The average car buyer has to finance their vehicle and faces an average of $17,966 in auto debt, while an Uber, Lyft, or ride on public transportation only costs a few bucks.
But the U.S. has a car habit. Regardless of where you live, even in New York City, cars are everywhere. American industry once thrived on auto production, but now Detroit, the Motor City; Houston, the oil capital; and Los Angeles, a highway haven, have all encouraged walking and the use of public transportation. Could this finally be the end of the automobile as we know it?
The rise of health and eco-consciousness as well as the promise of new self-driving cars have changed the outlook of the American autoscape. Bikes and pedestrians are seen more commonly alongside the remaining cars.
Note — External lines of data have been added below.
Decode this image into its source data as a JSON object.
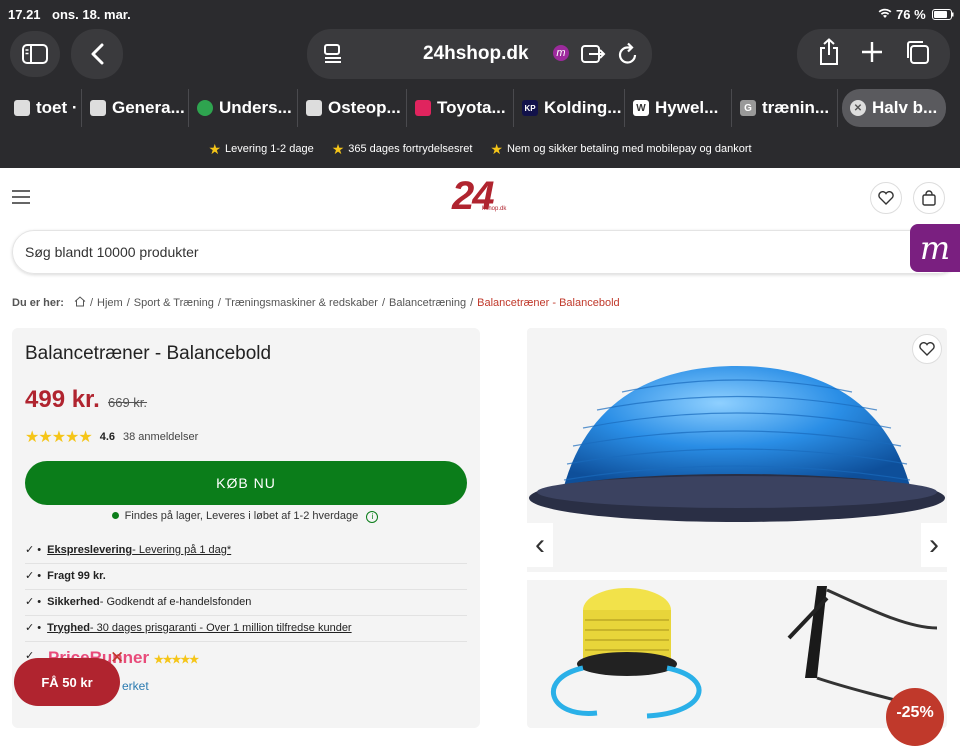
{
  "status": {
    "time": "17.21",
    "date": "ons. 18. mar.",
    "battery": "76 %"
  },
  "browser": {
    "url": "24hshop.dk"
  },
  "tabs": [
    {
      "label": "toet ·",
      "icon": "tab-favicon"
    },
    {
      "label": "Genera...",
      "icon": "tab-favicon"
    },
    {
      "label": "Unders...",
      "icon": "tab-favicon"
    },
    {
      "label": "Osteop...",
      "icon": "tab-favicon"
    },
    {
      "label": "Toyota...",
      "icon": "tab-favicon"
    },
    {
      "label": "Kolding...",
      "icon": "tab-favicon"
    },
    {
      "label": "Hywel...",
      "icon": "tab-favicon"
    },
    {
      "label": "trænin...",
      "icon": "tab-favicon"
    },
    {
      "label": "Halv b...",
      "icon": "close-icon"
    }
  ],
  "perks": [
    "Levering 1-2 dage",
    "365 dages fortrydelsesret",
    "Nem og sikker betaling med mobilepay og dankort"
  ],
  "logo": {
    "main": "24",
    "sub": "hshop.dk"
  },
  "search": {
    "placeholder": "Søg blandt 10000 produkter"
  },
  "badge": {
    "letter": "m"
  },
  "breadcrumb": {
    "label": "Du er her:",
    "items": [
      "Hjem",
      "Sport & Træning",
      "Træningsmaskiner & redskaber",
      "Balancetræning"
    ],
    "current": "Balancetræner - Balancebold"
  },
  "product": {
    "title": "Balancetræner - Balancebold",
    "price": "499 kr.",
    "old_price": "669 kr.",
    "rating": "4.6",
    "reviews": "38 anmeldelser",
    "buy": "KØB NU",
    "stock": "Findes på lager, Leveres i løbet af 1-2 hverdage"
  },
  "features": [
    {
      "title": "Ekspreslevering",
      "text": " - Levering på 1 dag*"
    },
    {
      "title": "Fragt 99 kr.",
      "text": ""
    },
    {
      "title": "Sikkerhed",
      "text": " - Godkendt af e-handelsfonden"
    },
    {
      "title": "Tryghed",
      "text": " - 30 dages prisgaranti - Over 1 million tilfredse kunder"
    }
  ],
  "pricerunner": {
    "logo": "PriceRunner",
    "link": "erket"
  },
  "fab": {
    "label": "FÅ 50 kr"
  },
  "sale": {
    "label": "-25%"
  },
  "colors": {
    "brand": "#b0242f",
    "buy": "#0b7d1a",
    "chrome": "#2b2b2e"
  }
}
While self-driving cars have yet to make a mainstream sweep, they have been tested, and are anticipated to take ride share services by storm within the next decade.
But what happens to these pedestrians when the automated cars run rampant? With a driver behind the wheel it’s hard enough to avoid a collision with cyclists or walkers. When there’s no one on the brakes, what happens then?
According to Adam Millard-Ball, assistant professor of environmental studies at UC Santa Cruz, the outlook for urban pedestrians in the age of automated vehicles may be better than many anticipate.
“Pedestrians routinely play the game of chicken,” Millard-Ball wrote in a recent report titled ‘Pedestrians, Autonomous Vehicles, and Cities‘. This is nothing new. Since cars first hit the road, pedestrians have been playing a game of survival in order to avoid being hit.
Millard-Ball believes that since new autonomous vehicles will be designed to minimize risk, they will inherently become more cautious regarding pedestrians, giving way to a walker- and biker-dominated urban center.
This paradigm shift could be the biggest thing to happen to American traffic since automobiles became prevalent roughly one century ago.
Risks of impaired or distracted driving often cause more pedestrians to be careful on the roads, knowing that — most likely — the driver behind the wheels doesn’t want to hurt them.
The self-driving cars will be programmed to follow the rules of the road, including obeying stop signs, yields, speed limits, and of course, crosswalks. But by introducing safety features that account for stray pedestrians on any part of the road, pedestrians might begin to become more reckless, for lack of a better term.
When self-driving cars arrive, however, pedestrian domination will likely be commonplace, according to Millard-Ball.
How this pedestrian behavior will impact those who still drive their own cars, however, is yet to be determined.